Populist forces have not found home to roost in Canada, report says
By Beatrice Paez May. 7, 2019
If a populist waves comes to Canada, 'it will have more to do with how elites are approaching the issue than an organic change in public opinion,' says Mike Morden, research director at Samara Canada.
Foreign Affairs Minister Chrystia Freeland, pictured at a presser on April 2, 2019, said in a talk hosted by the Global Centre for Pluralism that economic insecurity faced by the middle class gives rise to a divisive brand of populism. The Hill Times file photograph by Andrew Meade
Canadians may not be immune from being swayed by populist rhetoric, but the level of political discontent isn’t high enough to suggest a revolt is afoot in Canada, according to a new report.
People. Policy. Politics. This is an exclusive subscriber-only story.

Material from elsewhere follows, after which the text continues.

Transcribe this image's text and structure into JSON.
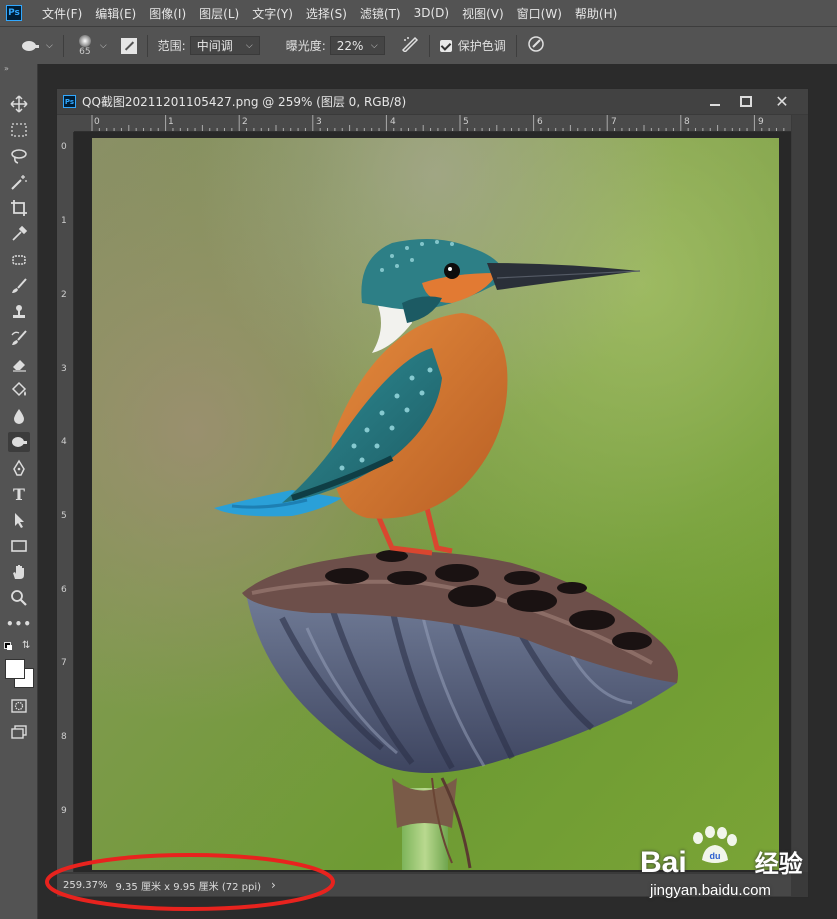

The Liberals will be under attack from all sides in the next election campaign, but Liberals say they have a good story to tell and some say they need to sharpen up their communications strategy before it's too late.